- **Task objective**:
Whenever a line in the records below holds the string "nЛьвів", copy it out.
=== Data to process ===
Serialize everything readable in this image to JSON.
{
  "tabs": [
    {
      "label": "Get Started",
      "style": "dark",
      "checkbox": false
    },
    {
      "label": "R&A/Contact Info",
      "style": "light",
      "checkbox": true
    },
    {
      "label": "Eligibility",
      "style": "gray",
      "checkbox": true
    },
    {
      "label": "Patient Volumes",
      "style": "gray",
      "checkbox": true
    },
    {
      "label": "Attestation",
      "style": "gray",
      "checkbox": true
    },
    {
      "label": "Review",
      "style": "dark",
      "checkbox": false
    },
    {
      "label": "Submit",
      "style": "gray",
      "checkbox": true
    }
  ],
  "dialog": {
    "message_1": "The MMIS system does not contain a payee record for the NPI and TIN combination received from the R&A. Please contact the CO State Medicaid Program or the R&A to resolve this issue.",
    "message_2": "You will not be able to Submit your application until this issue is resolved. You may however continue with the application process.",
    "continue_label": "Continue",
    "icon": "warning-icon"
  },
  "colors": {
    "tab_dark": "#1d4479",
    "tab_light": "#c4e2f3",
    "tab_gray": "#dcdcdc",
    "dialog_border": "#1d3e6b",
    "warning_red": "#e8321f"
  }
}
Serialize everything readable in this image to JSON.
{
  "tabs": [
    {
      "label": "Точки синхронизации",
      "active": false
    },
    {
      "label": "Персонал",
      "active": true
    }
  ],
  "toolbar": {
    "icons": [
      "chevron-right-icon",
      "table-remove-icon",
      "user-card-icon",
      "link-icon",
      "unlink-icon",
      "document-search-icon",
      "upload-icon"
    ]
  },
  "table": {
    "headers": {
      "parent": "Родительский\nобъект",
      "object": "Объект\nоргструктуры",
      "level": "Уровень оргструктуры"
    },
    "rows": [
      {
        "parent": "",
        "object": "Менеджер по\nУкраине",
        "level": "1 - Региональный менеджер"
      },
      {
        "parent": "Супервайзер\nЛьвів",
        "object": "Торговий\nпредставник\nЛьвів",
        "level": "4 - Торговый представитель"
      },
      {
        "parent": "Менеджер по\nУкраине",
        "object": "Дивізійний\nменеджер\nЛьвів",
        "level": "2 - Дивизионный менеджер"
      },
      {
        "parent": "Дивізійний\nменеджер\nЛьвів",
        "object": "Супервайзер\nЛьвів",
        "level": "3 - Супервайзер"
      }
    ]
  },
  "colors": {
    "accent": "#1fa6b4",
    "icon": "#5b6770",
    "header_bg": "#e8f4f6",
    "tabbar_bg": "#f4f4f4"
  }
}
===
- **Output**:
        "parent": "Супервайзер\nЛьвів",
        "object": "Торговий\nпредставник\nЛьвів",
        "object": "Дивізійний\nменеджер\nЛьвів",
        "parent": "Дивізійний\nменеджер\nЛьвів",
        "object": "Супервайзер\nЛьвів",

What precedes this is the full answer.